For entrepreneurs in particular, Dinnar points out how critical it is to resolve conflicts in a timely manner. As a best practice, he recommends including a dispute resolution clause in all business contracts that outlines how you’ll first try to mediate the inevitable disagreements that will inevitably come up.
And when they do?Scholley Bubenik, a human resources expert and author of the new book,People Power: An Entrepreneur’s Guide to Managing Human Capital,recommends two things: listening and finding a point you can agree on. These are both part of a “growth mindset,” which can help promote greater self-awareness and a willingness to learn.
“Let’s say, for example, you’ve got a conflict or a disagreement about your scope of services or the quality of services,” she explains. “You need to focus on what the primary things you can agree on first. It’s OK to say, ‘Hey, we’re not here to say that we’re going to agree on everything.’”
Remember, Degges-White says, workplace conflict can affect everyone in the workplace, so be aware of the larger issues at stake – your relationships with peers, supervisees, supervisors, your reputation, and your job security. Be rational, not emotional, when addressing conflicts and even when it’s hard to do, taking the metaphorical high road may be the surest way to keep the conflict to a minimum, if it can’t be easily solved.
Degges-White saysif the other person in question is making threats about taking actions that could harm you in some way—emotionally, psychologically, physically—or if forcing a confrontation could put your job security at risk, you might be better off just letting it go or seeking a mediator or workplace advisor.

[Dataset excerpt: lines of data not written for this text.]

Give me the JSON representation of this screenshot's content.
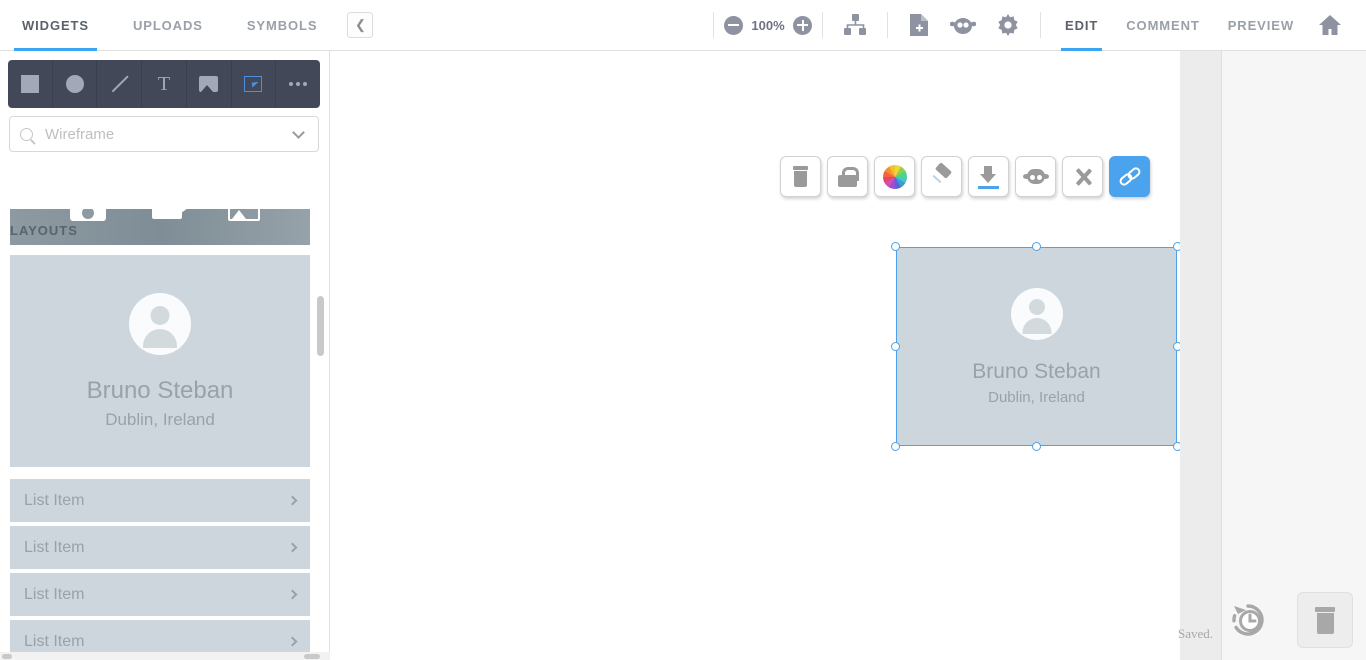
{
  "topbar": {
    "left_tabs": [
      {
        "label": "WIDGETS",
        "active": true
      },
      {
        "label": "UPLOADS",
        "active": false
      },
      {
        "label": "SYMBOLS",
        "active": false
      }
    ],
    "collapse_icon": "chevron-left-icon",
    "zoom": {
      "out_icon": "zoom-out-icon",
      "value": "100%",
      "in_icon": "zoom-in-icon"
    },
    "icons": [
      "sitemap-icon",
      "add-page-icon",
      "mascot-icon",
      "gear-icon"
    ],
    "right_tabs": [
      {
        "label": "EDIT",
        "active": true
      },
      {
        "label": "COMMENT",
        "active": false
      },
      {
        "label": "PREVIEW",
        "active": false
      }
    ],
    "home_icon": "home-icon"
  },
  "sidebar": {
    "palette": [
      {
        "name": "rectangle-tool",
        "icon": "square-icon"
      },
      {
        "name": "ellipse-tool",
        "icon": "circle-icon"
      },
      {
        "name": "line-tool",
        "icon": "line-icon"
      },
      {
        "name": "text-tool",
        "icon": "text-t-icon"
      },
      {
        "name": "image-tool",
        "icon": "image-icon"
      },
      {
        "name": "select-tool",
        "icon": "selection-cursor-icon"
      },
      {
        "name": "more-tools",
        "icon": "ellipsis-icon"
      }
    ],
    "search": {
      "placeholder": "Wireframe",
      "value": "",
      "search_icon": "search-icon",
      "dropdown_icon": "chevron-down-icon"
    },
    "thumbnail_strip": [
      "camera-icon",
      "video-icon",
      "photos-icon"
    ],
    "section_label": "LAYOUTS",
    "profile_card": {
      "avatar_icon": "person-avatar-icon",
      "name": "Bruno Steban",
      "location": "Dublin, Ireland"
    },
    "list_items": [
      {
        "label": "List Item",
        "chevron": "chevron-right-icon"
      },
      {
        "label": "List Item",
        "chevron": "chevron-right-icon"
      },
      {
        "label": "List Item",
        "chevron": "chevron-right-icon"
      },
      {
        "label": "List Item",
        "chevron": "chevron-right-icon"
      }
    ]
  },
  "element_toolbar": [
    {
      "name": "delete-element-button",
      "icon": "trash-icon",
      "active": false
    },
    {
      "name": "lock-element-button",
      "icon": "lock-icon",
      "active": false
    },
    {
      "name": "color-picker-button",
      "icon": "color-wheel-icon",
      "active": false
    },
    {
      "name": "pin-element-button",
      "icon": "pushpin-icon",
      "active": false
    },
    {
      "name": "download-element-button",
      "icon": "download-icon",
      "active": false
    },
    {
      "name": "mascot-button",
      "icon": "sheep-face-icon",
      "active": false
    },
    {
      "name": "tools-button",
      "icon": "hammer-wrench-icon",
      "active": false
    },
    {
      "name": "link-button",
      "icon": "link-chain-icon",
      "active": true
    }
  ],
  "canvas": {
    "selected_element": {
      "avatar_icon": "person-avatar-icon",
      "name": "Bruno Steban",
      "location": "Dublin, Ireland",
      "selected": true,
      "handle_count": 8,
      "selection_color": "#4aa3ec"
    }
  },
  "footer": {
    "saved_status": "Saved.",
    "history_icon": "history-clock-icon",
    "trash_icon": "trash-icon"
  },
  "colors": {
    "accent_blue": "#3ba4f3",
    "toolbar_blue": "#4aa3ec",
    "palette_dark": "#434859",
    "card_gray": "#cdd6dd",
    "text_muted": "#9aa2a8"
  }
}
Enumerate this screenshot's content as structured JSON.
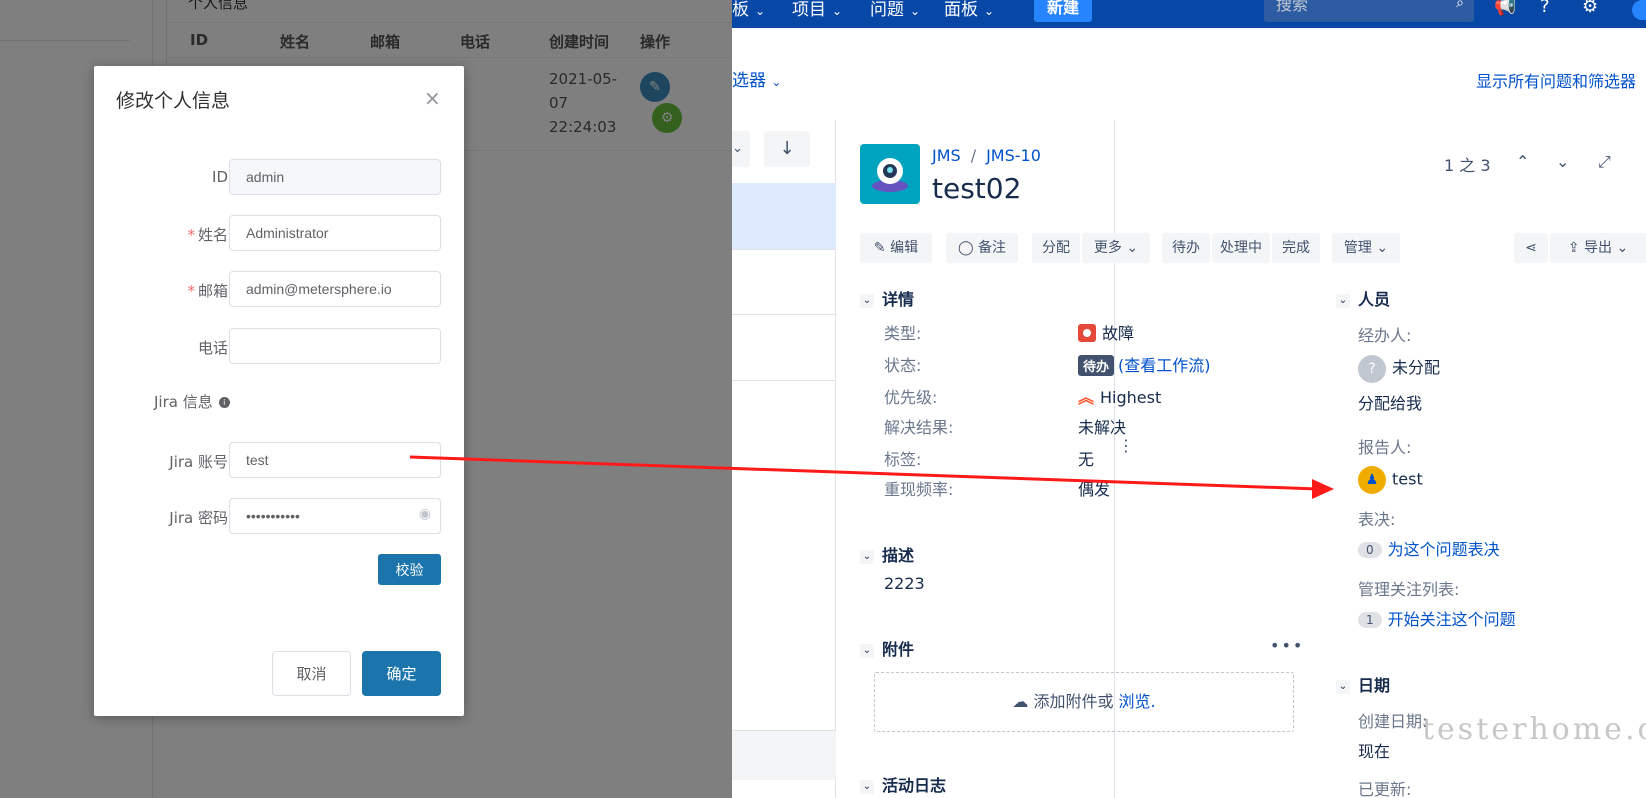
{
  "ms": {
    "card_title": "个人信息",
    "columns": [
      "ID",
      "姓名",
      "邮箱",
      "电话",
      "创建时间",
      "操作"
    ],
    "row": {
      "created_time": "2021-05-07 22:24:03"
    }
  },
  "dialog": {
    "title": "修改个人信息",
    "close": "×",
    "fields": {
      "id": {
        "label": "ID",
        "value": "admin"
      },
      "name": {
        "label": "姓名",
        "value": "Administrator"
      },
      "email": {
        "label": "邮箱",
        "value": "admin@metersphere.io"
      },
      "phone": {
        "label": "电话",
        "value": ""
      },
      "jira_info": {
        "label": "Jira 信息"
      },
      "jira_account": {
        "label": "Jira 账号",
        "value": "test"
      },
      "jira_password": {
        "label": "Jira 密码",
        "value": "•••••••••••"
      }
    },
    "verify": "校验",
    "cancel": "取消",
    "ok": "确定"
  },
  "jira": {
    "nav": {
      "boards_partial": "板",
      "projects": "项目",
      "issues": "问题",
      "dashboards": "面板",
      "create": "新建",
      "search_placeholder": "搜索"
    },
    "filter_left": "选器",
    "filter_right": "显示所有问题和筛选器",
    "issue": {
      "project": "JMS",
      "key": "JMS-10",
      "title": "test02",
      "pager": "1 之 3"
    },
    "toolbar": {
      "edit": "编辑",
      "comment": "备注",
      "assign": "分配",
      "more": "更多",
      "todo": "待办",
      "in_progress": "处理中",
      "done": "完成",
      "admin": "管理",
      "export": "导出"
    },
    "details": {
      "header": "详情",
      "type_label": "类型:",
      "type_value": "故障",
      "status_label": "状态:",
      "status_value": "待办",
      "workflow_link": "(查看工作流)",
      "priority_label": "优先级:",
      "priority_value": "Highest",
      "resolution_label": "解决结果:",
      "resolution_value": "未解决",
      "labels_label": "标签:",
      "labels_value": "无",
      "repro_label": "重现频率:",
      "repro_value": "偶发"
    },
    "description": {
      "header": "描述",
      "value": "2223"
    },
    "attachments": {
      "header": "附件",
      "drop_text": "添加附件或",
      "browse": "浏览."
    },
    "activity": {
      "header": "活动日志"
    },
    "people": {
      "header": "人员",
      "assignee_label": "经办人:",
      "assignee_value": "未分配",
      "assign_to_me": "分配给我",
      "reporter_label": "报告人:",
      "reporter_value": "test",
      "votes_label": "表决:",
      "votes_count": "0",
      "vote_link": "为这个问题表决",
      "watchers_label": "管理关注列表:",
      "watchers_count": "1",
      "watch_link": "开始关注这个问题"
    },
    "dates": {
      "header": "日期",
      "created_label": "创建日期:",
      "created_value": "现在",
      "updated_label": "已更新:"
    },
    "watermark": "testerhome.com"
  },
  "colors": {
    "jira_nav": "#0747a6",
    "ms_primary": "#1b74ab",
    "arrow": "#ff1a1a"
  }
}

On the other hand, Bobenik says sometimes as an entrepreneur or business owner you have to step back and say, ‘am I watering a dead plant here? Is this just not a good fit?’ There are people that may not succeed in your company, and as part of management, it’s your job to determine who those people are. Work with a human resources expert to tactfully and professionally create an exit strategy.
How to: resolve conflict within ourselves
We’ve all heard the adage that we can sometimes be our own worst enemy. But what does that actually mean when it comes to growing into better leaders, lovers, and friends in order to ask for what we want and need without getting in our own way?
For Dr. Alice Boyes, author ofThe Anxiety Toolkit,the biggest issue is often overthinking.
“People often confuse overthinking and problem-solving, so they think that all their overthinking is going to lead them to a solution,” she explains, “When really, all it is, is rumination. Sometimes people who overthink are actually least likely to take practical steps that would have the most impact.”
Instead of overthinking a problem with different backup plans, or different ways of doing something, the first thing you should do is actually ask for what you want and see if that’s possible, Boyes says.
Have a few phrases to keep in mind. If you are someone who finds it difficult to be assertive or to receive feedback, have a few phrases that you can truck up so that you can hide that defensiveness. Try: “Those are good points. Let me go and think about those, and I’ll get back to you with how I think we could implement them.” Focus on one or two practical things that you could take away from the experience that would actually improve things, and implement those, rather than continue to overthink the problem.
Whether you’ve made it to the C-suite or are about to step into your fist management role, leadership skills are something we can always brush up on and improve upon. Join us in Leadership Hall at the Girlboss Rally for actionable workshops and IRL advice that will help you step into your next leadership role. Register now at girlbossrally.com.